- **What needs to be done**: Report each line of the entries that contains the word "JSON", copied in full.

Source data:
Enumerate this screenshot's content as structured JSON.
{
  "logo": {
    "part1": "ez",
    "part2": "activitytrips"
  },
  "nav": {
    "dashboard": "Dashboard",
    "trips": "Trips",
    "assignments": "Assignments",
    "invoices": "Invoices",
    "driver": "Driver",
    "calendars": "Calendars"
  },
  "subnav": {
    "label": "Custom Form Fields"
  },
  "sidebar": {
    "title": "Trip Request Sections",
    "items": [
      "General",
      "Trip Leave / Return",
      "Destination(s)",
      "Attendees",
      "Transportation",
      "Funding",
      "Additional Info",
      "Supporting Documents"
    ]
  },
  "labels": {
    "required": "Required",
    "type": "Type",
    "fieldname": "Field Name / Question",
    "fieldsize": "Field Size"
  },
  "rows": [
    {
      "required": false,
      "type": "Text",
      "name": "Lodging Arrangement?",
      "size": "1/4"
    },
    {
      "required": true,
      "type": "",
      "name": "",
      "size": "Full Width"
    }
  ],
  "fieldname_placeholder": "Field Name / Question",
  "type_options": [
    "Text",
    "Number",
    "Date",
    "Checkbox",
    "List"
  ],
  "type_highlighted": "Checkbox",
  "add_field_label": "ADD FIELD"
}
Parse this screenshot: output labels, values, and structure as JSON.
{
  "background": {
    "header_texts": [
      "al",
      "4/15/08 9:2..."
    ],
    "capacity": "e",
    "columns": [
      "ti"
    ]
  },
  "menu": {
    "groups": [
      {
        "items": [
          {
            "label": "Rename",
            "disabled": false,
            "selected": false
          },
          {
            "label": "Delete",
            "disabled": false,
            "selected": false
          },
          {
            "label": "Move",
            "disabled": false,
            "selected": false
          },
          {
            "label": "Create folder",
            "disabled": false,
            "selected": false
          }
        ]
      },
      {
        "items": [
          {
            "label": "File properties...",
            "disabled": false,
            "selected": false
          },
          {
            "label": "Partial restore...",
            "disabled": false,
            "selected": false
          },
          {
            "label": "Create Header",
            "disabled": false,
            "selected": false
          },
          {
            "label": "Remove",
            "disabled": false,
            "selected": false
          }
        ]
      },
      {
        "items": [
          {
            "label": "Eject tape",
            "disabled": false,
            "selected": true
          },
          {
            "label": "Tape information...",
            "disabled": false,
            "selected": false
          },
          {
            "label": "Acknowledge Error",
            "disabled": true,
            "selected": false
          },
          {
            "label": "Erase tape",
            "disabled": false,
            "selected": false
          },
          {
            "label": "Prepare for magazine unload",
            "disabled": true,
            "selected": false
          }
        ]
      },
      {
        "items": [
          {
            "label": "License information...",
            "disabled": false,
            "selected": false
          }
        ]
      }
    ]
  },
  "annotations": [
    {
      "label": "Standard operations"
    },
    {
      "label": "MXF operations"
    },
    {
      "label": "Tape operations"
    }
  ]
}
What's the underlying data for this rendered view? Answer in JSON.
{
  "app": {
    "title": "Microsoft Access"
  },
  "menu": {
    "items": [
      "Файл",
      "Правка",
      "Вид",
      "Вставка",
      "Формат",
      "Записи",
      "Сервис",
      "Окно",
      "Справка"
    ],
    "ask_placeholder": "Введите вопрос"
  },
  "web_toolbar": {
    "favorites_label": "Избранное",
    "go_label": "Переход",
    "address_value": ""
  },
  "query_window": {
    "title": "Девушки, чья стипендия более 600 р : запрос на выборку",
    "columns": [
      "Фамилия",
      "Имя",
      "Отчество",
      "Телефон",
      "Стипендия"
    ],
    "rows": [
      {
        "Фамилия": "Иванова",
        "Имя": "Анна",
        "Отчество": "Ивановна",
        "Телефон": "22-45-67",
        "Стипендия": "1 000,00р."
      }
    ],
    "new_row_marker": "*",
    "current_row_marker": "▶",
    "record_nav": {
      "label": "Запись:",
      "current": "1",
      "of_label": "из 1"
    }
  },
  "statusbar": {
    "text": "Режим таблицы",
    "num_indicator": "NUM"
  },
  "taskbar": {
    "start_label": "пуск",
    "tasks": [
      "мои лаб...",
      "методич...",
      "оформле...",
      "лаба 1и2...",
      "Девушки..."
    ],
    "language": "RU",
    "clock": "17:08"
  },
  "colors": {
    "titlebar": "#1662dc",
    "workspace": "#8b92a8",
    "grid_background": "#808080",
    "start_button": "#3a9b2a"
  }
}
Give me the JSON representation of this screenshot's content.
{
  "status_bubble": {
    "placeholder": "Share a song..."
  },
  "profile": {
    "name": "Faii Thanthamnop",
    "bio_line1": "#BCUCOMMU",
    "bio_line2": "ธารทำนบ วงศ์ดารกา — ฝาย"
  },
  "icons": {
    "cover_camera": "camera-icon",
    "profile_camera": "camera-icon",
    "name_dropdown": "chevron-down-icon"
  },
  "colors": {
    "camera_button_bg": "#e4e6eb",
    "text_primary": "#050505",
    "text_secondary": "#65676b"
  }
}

- **Solution for this task**:
Enumerate this screenshot's content as structured JSON.
Parse this screenshot: output labels, values, and structure as JSON.
What's the underlying data for this rendered view? Answer in JSON.
Give me the JSON representation of this screenshot's content.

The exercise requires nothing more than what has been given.